Analysis, Commentary, Opinion
I took the Am Track yesterday.
Jennifer and I rode it to Chicago; the Empire Builder, they call it. It was a pleasant ride.
We sat in coach on the lower level of the train, it was an hour late, and we were not able to make up any time, but we were not delayed any further. We left the Twin Cities at 9:15 am, and arrived in Chicago at 5:00 pm. I could have driven there faster, but then I would have had to drive, which I will on the way home because the train schedule for the round trip is not conducive to a weekend getaway. So we will rent a car and take the interstate back.
The Empire Builder is a testimony to the fact that the American Empire is in deep decline. The train was dirty…not filthy, but dirty; un-swept, un-vacuumed, un-washed. There was a griminess to it that made me want a shower as soon as I got into the hotel room.
The bathrooms were not much better than what you can find on an airplane, and once inside I did not want to touch anything. Even the faucet of the sink looked dubious. And before you get the idea that I might just have a problem in public spaces, I don’t. I’m just telling it like it is.
The terminal was nice, Union Depot in Saint Paul. It was elegant, stately, it had the charm that so many public buildings have that were built in the early 20th Century, from the period when the Empire Builder was an aspirational appellation and the railroad was invested in living up to the name.
Despite these complaints it was a pleasant experience. I enjoyed sitting in a comfortable chair, roomy, with Jennifer at my side reading. I spent the day writing, each of occasionally taking time to look out the dingy-filmy-hazy window, to take in the country side. We rolled along the Mississippi, down past the bluffs by Lake Peppin, crossed over at La Crosse and went through the Wisconsin country side to Milwaukee, before turn south to Chicago.
I told my friend John that I was taking the trip by train, he said “trains are such a civilized way to travel.” He is right about that, it is for the civilized proletariat. It was inexpensive, economical, catering to the working class, to people not in a hurry.
Jennifer noted how much the whole system operates on trust. There were no magnetometers, no showing ID before boarding, people just took their seats, in couch it is open seating. Unchecked luggage was stowed in open compartments, the people on the train simply trusted that their belongings would not be disturbed.
I am sure that people occasionally get burned, but not enough so that the system of openness has had to be changed.
That was nice.
I would take the trip again.

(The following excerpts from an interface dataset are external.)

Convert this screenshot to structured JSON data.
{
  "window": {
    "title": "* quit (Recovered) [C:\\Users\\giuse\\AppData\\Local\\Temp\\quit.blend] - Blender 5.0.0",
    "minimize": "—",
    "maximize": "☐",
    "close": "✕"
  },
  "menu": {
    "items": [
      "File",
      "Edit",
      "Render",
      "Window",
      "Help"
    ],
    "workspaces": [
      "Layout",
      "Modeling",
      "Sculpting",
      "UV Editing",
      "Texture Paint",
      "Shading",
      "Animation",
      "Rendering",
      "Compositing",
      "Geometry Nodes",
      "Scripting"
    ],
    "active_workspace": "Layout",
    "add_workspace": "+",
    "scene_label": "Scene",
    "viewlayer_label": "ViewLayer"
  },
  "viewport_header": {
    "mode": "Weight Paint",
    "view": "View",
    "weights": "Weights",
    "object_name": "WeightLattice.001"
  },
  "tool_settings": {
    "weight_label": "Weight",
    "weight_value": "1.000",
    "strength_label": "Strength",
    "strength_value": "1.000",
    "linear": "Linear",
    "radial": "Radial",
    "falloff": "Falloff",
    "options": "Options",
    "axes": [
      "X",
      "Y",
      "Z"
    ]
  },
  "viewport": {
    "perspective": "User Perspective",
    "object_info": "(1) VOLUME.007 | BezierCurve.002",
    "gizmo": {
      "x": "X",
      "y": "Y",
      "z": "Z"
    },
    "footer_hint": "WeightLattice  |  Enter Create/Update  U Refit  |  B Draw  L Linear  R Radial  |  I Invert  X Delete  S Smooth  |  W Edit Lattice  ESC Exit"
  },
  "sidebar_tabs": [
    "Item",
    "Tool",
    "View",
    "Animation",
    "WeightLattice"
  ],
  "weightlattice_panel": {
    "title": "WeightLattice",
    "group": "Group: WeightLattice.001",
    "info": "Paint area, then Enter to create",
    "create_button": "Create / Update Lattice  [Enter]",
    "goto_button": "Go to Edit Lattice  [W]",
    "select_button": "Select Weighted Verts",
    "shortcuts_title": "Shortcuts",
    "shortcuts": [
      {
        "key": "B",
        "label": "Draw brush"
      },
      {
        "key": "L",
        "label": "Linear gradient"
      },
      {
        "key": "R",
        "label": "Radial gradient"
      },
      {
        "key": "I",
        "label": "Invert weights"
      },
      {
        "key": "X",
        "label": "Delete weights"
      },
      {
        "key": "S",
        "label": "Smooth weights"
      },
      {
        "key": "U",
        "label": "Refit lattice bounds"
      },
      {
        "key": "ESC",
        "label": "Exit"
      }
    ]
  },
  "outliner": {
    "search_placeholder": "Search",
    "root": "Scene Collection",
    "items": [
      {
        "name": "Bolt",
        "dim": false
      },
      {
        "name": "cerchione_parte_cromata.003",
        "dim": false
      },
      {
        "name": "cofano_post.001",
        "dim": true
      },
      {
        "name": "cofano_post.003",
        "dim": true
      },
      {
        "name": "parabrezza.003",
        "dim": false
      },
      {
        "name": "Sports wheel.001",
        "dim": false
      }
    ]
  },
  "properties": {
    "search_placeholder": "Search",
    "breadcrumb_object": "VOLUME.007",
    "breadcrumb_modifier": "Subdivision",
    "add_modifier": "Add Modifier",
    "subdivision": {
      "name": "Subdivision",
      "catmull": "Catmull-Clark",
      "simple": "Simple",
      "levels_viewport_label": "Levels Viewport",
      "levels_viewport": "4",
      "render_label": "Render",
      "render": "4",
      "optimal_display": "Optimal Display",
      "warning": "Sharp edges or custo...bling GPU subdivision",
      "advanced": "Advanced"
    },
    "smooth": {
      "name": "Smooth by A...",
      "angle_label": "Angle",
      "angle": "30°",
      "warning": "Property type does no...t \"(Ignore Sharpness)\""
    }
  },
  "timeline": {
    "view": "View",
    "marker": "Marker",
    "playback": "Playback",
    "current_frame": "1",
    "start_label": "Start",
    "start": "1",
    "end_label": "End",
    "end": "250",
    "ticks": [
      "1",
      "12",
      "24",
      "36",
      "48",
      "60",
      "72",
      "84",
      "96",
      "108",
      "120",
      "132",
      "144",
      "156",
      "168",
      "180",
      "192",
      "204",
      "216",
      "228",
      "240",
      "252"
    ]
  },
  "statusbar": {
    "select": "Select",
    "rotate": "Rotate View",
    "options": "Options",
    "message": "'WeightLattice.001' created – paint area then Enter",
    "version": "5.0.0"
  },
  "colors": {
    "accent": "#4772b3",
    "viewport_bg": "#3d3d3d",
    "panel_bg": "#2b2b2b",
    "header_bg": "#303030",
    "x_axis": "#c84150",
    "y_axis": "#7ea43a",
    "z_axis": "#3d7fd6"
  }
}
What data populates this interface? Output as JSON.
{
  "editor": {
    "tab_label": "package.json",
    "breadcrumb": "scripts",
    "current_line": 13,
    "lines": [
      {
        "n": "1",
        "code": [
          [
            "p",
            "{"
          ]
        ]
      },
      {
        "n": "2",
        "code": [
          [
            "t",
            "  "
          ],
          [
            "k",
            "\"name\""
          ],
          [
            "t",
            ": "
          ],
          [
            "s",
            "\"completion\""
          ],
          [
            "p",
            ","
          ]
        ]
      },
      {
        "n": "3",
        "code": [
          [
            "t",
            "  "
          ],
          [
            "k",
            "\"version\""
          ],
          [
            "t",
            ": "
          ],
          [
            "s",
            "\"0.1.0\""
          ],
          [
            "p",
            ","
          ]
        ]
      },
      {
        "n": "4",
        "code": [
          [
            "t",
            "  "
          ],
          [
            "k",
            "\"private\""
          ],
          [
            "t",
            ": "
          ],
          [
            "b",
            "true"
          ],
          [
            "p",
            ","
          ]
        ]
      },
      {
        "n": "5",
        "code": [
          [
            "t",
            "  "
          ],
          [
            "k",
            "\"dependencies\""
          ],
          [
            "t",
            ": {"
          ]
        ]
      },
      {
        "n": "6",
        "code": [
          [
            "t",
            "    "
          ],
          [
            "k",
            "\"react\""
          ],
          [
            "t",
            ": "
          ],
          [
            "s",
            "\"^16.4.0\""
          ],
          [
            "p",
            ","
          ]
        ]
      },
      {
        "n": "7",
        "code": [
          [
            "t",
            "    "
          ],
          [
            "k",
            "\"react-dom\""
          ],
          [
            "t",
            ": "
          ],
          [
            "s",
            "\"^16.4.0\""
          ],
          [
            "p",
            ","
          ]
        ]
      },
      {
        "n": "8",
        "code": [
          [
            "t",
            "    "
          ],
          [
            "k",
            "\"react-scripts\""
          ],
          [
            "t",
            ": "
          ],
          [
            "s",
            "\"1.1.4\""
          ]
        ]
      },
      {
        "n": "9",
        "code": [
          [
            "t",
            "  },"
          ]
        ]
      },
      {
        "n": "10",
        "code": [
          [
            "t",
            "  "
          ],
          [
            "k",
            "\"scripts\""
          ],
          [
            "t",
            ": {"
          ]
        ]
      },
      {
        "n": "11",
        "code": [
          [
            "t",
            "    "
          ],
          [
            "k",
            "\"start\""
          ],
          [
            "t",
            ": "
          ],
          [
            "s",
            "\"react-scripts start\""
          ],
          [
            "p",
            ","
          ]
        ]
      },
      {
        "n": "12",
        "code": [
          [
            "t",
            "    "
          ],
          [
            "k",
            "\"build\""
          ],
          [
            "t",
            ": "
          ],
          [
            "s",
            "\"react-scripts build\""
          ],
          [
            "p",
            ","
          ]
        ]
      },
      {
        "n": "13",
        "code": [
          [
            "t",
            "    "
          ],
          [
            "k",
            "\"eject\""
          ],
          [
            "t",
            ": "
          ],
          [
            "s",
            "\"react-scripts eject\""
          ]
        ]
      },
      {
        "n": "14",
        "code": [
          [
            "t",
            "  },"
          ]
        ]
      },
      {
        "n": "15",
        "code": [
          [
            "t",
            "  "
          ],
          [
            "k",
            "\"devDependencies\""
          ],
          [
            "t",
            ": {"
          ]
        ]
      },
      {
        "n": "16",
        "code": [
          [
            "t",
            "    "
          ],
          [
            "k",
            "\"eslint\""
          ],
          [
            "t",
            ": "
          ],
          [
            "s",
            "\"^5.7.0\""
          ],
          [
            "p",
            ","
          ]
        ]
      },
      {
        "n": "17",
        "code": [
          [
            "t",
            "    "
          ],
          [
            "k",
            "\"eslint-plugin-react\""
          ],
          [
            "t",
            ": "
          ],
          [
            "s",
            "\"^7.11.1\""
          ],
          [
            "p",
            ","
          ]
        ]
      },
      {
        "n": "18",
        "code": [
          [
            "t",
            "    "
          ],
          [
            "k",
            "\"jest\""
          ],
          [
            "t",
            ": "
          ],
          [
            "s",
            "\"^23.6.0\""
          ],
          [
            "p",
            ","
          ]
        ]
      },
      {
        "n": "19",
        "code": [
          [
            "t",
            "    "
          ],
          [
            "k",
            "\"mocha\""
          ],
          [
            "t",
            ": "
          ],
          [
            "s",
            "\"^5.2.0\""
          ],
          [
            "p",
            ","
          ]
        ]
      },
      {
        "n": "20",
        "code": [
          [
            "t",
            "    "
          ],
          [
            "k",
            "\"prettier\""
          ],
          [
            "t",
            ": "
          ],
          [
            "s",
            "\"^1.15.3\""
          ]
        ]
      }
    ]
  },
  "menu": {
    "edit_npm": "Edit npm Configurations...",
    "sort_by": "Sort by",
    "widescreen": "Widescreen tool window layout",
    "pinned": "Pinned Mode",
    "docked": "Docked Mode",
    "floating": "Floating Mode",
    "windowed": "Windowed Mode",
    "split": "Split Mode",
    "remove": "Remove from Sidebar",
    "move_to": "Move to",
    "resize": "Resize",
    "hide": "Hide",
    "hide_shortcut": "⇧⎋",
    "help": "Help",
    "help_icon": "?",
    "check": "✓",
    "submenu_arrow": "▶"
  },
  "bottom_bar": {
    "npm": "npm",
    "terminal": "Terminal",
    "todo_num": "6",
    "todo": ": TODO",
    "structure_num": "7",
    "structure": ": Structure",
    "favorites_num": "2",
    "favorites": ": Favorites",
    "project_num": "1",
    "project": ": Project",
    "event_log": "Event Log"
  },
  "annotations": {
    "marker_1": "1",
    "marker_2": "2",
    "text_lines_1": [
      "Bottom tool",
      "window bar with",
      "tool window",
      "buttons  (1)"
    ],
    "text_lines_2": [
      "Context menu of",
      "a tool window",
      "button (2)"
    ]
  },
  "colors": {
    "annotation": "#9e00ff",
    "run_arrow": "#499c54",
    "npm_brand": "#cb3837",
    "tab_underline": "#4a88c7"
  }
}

My experience has me asking the question again, one that has puzzled me for decades. Why don’t we have a better more reliable rail system in America, fast new high speed trains? If we did, I would take them all the time.
Trains facilitate travel, tourism, commerce. Our railways are the saddest in the modern world.
The new America.